Fourteen species of native shrubs were transplanted to bare areas of the northern Mojave Desert in 1972 and 1973. By 1978 plants surrounded by small fences were larger (0.26 vs 0.11 m3 overall average for several species) and survived better (42 percent versus 23 percent) than unfenced plants. These effects are primarily due to reduced grazing of shoots. Loss of shrubs to pocket gophers or other burrowing rodents was not prevented by fencing.
Hunter, R. B.; Wallace, A.; and Romney, E. M.
"Fencing enhances shrub survival and growth for Mojave Desert revegetion,"
Great Basin Naturalist Memoirs: Vol. 4
, Article 30.

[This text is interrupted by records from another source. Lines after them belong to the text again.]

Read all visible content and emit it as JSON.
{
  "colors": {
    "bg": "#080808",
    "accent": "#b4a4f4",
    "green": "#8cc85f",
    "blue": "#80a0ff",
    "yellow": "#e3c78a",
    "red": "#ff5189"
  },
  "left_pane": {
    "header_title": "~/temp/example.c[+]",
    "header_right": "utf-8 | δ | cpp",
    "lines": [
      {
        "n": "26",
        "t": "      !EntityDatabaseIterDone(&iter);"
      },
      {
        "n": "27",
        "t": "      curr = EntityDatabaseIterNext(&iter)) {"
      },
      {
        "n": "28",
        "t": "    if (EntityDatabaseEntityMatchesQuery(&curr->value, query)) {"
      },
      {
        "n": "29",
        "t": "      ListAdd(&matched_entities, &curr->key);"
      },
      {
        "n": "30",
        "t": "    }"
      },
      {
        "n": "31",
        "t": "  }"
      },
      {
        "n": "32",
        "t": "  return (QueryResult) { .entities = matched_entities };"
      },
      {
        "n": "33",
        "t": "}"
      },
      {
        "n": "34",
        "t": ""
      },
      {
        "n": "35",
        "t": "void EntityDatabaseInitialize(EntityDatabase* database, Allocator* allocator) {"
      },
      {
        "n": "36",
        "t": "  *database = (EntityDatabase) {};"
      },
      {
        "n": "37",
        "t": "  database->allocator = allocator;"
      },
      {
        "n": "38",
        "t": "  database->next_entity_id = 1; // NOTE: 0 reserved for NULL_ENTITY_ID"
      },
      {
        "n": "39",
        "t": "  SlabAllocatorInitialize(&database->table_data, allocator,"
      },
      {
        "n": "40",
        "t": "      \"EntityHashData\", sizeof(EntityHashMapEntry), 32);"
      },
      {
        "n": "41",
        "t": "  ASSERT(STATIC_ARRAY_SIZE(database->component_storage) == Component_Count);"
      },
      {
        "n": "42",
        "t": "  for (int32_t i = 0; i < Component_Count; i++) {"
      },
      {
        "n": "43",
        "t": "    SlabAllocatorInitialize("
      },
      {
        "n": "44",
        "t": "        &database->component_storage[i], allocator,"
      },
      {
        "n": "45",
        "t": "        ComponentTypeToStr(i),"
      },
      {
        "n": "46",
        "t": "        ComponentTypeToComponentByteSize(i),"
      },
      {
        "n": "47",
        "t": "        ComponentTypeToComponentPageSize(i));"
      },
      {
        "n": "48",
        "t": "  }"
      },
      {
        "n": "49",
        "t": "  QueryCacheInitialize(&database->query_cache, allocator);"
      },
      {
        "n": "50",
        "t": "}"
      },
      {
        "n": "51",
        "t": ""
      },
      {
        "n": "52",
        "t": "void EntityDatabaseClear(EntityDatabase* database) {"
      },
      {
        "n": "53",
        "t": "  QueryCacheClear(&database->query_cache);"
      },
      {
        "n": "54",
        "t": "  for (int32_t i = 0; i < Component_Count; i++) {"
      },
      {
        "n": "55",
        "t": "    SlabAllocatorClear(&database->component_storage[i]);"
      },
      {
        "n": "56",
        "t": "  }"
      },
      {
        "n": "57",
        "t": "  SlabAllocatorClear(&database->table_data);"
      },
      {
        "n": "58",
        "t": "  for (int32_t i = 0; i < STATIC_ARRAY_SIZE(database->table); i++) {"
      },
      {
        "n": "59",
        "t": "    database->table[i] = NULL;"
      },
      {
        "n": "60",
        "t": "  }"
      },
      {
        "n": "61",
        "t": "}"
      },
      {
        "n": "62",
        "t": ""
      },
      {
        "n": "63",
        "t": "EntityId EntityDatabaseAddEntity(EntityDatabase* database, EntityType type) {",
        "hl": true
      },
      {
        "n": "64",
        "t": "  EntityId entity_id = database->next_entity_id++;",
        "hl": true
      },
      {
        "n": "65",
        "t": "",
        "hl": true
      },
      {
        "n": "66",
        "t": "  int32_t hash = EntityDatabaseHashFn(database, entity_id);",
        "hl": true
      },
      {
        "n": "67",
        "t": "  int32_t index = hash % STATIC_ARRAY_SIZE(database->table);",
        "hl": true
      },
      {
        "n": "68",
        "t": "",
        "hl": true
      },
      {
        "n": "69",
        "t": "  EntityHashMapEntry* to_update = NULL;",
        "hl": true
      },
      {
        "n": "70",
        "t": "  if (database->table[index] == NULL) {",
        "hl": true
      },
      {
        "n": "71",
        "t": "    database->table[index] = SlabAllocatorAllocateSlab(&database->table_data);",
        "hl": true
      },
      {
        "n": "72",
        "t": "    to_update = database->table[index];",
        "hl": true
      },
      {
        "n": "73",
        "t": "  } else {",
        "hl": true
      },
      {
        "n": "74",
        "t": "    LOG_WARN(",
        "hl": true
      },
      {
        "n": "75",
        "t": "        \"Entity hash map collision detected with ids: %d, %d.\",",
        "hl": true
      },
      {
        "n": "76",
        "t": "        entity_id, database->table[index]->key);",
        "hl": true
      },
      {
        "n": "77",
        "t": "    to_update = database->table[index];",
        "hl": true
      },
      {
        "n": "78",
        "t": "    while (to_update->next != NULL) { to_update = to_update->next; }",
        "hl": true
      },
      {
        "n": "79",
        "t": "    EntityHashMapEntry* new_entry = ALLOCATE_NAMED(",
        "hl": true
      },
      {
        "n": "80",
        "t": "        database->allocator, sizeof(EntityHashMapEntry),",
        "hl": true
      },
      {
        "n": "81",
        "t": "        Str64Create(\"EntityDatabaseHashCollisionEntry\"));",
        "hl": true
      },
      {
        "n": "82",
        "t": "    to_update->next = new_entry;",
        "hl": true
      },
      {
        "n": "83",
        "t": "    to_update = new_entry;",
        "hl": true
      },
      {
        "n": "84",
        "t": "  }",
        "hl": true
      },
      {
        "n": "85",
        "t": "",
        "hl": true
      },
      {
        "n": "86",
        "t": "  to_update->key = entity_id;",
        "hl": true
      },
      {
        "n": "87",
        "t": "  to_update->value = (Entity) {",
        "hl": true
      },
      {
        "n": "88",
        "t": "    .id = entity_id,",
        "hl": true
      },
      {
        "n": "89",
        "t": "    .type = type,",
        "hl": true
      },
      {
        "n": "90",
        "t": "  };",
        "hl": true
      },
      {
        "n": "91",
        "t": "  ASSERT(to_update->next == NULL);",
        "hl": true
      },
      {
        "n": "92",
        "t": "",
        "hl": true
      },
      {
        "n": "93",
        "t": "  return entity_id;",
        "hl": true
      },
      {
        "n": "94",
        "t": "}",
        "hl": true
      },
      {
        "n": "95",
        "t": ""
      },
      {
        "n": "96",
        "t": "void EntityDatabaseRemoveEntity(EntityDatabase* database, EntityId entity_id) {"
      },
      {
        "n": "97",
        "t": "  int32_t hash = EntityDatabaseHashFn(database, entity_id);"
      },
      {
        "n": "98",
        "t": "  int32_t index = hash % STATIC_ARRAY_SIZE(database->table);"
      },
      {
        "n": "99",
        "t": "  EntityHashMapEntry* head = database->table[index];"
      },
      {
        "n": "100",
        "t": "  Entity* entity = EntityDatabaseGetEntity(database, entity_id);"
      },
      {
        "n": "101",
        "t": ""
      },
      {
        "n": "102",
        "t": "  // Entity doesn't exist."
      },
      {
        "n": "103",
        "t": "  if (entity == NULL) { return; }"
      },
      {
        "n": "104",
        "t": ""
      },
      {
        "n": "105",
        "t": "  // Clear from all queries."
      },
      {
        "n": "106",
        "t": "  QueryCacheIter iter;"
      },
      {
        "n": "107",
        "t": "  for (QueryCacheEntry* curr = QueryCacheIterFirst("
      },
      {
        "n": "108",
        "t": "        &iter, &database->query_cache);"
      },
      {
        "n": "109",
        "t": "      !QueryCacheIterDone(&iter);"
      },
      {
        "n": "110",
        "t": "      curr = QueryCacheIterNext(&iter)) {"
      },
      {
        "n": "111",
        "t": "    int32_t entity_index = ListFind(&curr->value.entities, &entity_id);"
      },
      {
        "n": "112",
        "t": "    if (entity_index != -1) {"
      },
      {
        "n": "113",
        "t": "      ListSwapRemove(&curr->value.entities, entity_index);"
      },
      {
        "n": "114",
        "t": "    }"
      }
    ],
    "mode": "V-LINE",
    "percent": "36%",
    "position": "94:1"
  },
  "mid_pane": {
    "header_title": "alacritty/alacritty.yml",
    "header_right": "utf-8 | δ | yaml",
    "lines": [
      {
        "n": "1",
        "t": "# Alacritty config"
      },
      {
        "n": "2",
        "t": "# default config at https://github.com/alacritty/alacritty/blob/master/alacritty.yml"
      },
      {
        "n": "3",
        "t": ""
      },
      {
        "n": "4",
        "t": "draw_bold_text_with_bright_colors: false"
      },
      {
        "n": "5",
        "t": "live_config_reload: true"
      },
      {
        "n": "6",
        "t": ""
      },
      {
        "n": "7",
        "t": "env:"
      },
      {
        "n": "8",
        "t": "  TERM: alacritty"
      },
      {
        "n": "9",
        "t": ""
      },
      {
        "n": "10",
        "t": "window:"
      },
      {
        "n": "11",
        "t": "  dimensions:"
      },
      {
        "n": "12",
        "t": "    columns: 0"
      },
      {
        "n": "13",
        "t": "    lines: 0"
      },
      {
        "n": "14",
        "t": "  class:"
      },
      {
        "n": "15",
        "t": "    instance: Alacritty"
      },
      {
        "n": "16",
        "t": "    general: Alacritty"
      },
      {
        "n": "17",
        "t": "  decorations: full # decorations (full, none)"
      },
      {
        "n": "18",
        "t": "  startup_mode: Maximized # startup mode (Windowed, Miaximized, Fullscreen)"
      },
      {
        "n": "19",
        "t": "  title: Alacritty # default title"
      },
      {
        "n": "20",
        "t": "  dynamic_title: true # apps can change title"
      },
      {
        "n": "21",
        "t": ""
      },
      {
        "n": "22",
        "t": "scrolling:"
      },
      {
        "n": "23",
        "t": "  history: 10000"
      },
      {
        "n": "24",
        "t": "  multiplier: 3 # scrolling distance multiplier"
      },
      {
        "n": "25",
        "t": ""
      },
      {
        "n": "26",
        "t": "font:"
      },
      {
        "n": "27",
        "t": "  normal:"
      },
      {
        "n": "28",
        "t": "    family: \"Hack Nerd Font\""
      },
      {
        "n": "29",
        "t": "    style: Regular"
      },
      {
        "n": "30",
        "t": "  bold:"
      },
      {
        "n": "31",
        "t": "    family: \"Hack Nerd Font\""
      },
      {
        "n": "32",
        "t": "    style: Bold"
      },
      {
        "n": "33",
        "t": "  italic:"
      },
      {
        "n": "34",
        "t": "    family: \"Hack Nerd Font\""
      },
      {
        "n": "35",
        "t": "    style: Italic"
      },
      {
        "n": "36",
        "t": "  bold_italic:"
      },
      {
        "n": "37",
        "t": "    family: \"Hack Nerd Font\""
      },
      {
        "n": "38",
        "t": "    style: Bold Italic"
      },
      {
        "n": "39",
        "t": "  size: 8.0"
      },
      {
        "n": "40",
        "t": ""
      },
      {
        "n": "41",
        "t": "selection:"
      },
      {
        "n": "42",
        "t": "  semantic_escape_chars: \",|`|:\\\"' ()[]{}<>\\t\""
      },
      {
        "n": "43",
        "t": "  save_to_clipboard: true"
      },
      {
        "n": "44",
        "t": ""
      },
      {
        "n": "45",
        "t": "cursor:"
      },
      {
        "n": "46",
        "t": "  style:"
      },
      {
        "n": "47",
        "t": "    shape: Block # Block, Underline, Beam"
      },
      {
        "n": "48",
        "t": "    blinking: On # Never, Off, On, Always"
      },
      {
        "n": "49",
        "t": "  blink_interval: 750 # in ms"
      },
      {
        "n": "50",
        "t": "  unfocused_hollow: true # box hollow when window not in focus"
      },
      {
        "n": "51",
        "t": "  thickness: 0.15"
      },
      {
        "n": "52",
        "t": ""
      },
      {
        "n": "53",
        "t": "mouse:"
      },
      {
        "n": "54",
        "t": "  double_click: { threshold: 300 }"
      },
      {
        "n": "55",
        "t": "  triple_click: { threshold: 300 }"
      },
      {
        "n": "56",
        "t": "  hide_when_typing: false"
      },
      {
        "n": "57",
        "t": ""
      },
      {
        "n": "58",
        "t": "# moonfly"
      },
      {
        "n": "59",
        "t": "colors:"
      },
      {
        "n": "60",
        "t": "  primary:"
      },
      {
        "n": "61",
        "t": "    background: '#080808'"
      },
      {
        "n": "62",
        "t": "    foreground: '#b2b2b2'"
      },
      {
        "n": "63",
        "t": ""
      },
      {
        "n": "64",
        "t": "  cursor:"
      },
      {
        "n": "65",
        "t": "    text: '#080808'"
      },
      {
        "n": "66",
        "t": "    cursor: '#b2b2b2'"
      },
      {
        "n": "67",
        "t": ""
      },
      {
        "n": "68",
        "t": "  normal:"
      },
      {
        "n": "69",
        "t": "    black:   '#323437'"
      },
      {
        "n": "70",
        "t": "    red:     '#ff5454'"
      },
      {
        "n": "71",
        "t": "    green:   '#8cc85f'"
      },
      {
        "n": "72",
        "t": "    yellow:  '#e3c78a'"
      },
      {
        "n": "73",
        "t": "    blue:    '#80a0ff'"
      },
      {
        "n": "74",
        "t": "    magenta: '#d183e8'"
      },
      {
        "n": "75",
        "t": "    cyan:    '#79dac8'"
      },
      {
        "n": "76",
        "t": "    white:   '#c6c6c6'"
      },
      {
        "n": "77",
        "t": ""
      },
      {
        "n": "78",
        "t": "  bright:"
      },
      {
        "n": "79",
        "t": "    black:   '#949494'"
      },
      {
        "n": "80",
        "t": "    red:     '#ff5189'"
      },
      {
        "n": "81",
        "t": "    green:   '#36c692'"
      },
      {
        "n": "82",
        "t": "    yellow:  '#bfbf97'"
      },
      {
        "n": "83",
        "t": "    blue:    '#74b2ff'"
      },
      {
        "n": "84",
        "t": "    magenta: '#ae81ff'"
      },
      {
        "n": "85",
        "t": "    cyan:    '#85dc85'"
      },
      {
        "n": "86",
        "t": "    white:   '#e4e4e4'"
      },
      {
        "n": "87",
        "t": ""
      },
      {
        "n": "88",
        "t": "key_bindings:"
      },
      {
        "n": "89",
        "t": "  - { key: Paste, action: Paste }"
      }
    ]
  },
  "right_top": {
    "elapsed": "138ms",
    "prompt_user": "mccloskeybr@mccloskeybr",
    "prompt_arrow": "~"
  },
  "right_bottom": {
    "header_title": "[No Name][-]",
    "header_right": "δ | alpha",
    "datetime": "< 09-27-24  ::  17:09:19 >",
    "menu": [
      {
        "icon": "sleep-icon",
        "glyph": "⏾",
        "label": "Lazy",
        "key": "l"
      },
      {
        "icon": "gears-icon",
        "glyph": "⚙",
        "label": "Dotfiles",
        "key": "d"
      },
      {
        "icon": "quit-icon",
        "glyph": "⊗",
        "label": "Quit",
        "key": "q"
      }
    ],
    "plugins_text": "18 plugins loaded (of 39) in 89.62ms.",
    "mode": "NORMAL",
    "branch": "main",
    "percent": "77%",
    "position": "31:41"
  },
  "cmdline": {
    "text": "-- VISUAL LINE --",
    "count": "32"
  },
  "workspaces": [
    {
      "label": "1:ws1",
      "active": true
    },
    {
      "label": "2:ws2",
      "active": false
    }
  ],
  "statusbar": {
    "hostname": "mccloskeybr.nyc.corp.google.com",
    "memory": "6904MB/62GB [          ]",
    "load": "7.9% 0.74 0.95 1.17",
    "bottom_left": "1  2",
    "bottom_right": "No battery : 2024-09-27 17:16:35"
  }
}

Available at: http://scholarsarchive.byu.edu/gbnm/vol4/iss1/30